What you can do while waiting for Lasting Power of Attorney
Thanks primarily to Covid-19 a backlog has built up affecting those who are trying to set up their own Lasting Power of Attorney. The Office of the Public Guardian has made suggestions for actions that those in England who have the capacity to make their own decisions could do right now to enable others to act on their behalf.
Setting up a Lasting Power of Attorney is a good move at any stage of life. It puts in place attorneys who can act on our behalf if we are unable to make our own decisions for any reason. However, people can be worried that just setting up the LPA will mean that they have their own powers of decision taken away from them, and some may refuse to do it. These options could be handy alternatives if a parent is reluctant to set up an LPA, but you may find that they are limited in their value.
Write down their wishes
There are two types of Lasting Power of Attorney: financial and property, and health and welfare. As a stop-gap while you wait for official LPA, you could encourage your parent to at least write down what they want to happen in the future regarding their health and finances. This should be kept in a safe place, but bear in mind that it is not legally binding.
A third-party mandate allows someone else to make bank transactions on behalf of your parent. They will need to contact their bank, building society other organisation to find out how to do this.
General power of attorney
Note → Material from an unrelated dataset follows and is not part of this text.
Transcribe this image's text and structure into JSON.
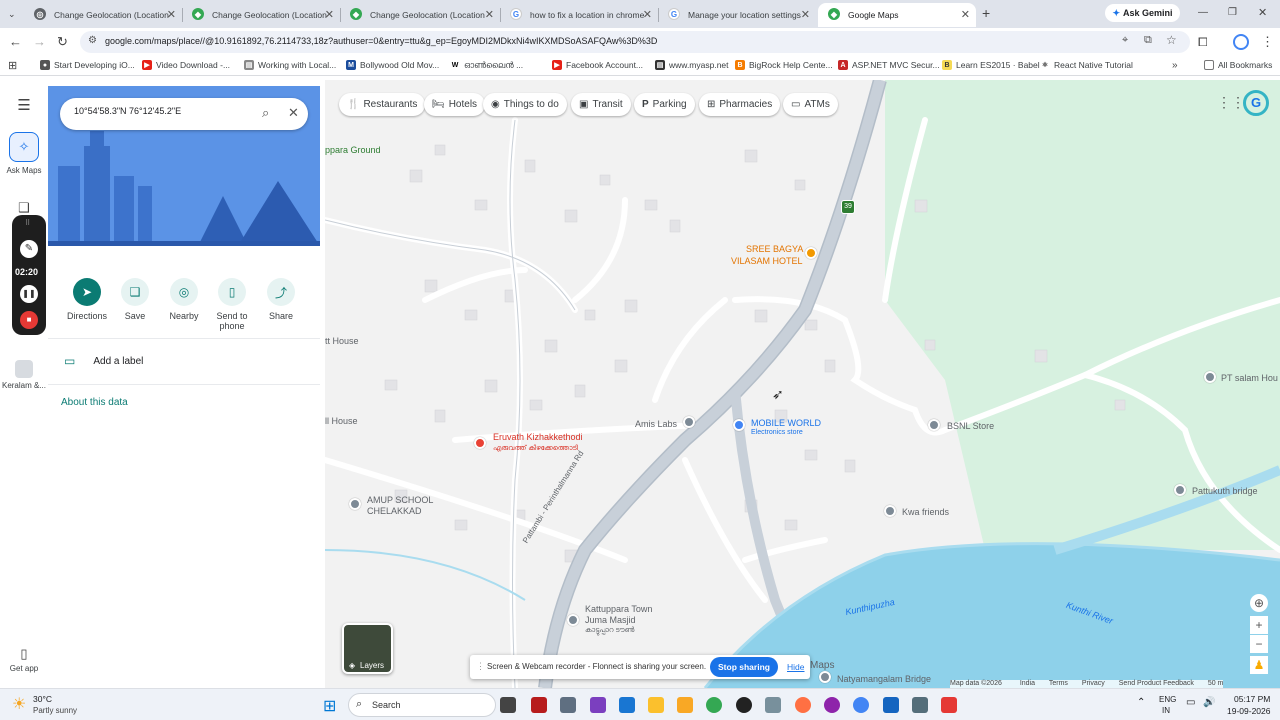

Not a well-known option, a general or ordinary power of attorney allows your parent to authorise someone to act on their behalf regarding financial and other affairs. It’s only applicable while your parent has the mental capacity to tell you what they want you to do. The OPG advises that they contact Citizens Advice or a solicitor to find out more.
Advance care planning
Your parent can record their wishes for future health treatment and care. This ‘advance care planning’ can include:
- advance decision: a decision made now to refuse a specific type of treatment at some time in the future. If it meets certain requirements, an advance decision is legally binding
- advance statement: a statement written by your parent about their preferences, wishes, beliefs and values regarding future care. It is not legally binding, but anyone making decisions about their care is required to take it into account
Losing mental capacity
Note that these are only applicable for an individual who has mental capacity. Should they lose mental capacity to make their own decisions, and an LPA is not in place, you will have to apply to the Court of Protection for deputyship, which can take a long time. Simply being next of kin is probably not going to give you the authority you need to make decisions on their behalf.
In the meantime the law requires that the people looking after your parent make decisions that are in their best interests. Their preferences, wishes and values should be taken into account where they are known, and the views of anyone else interested in their welfare should also be considered.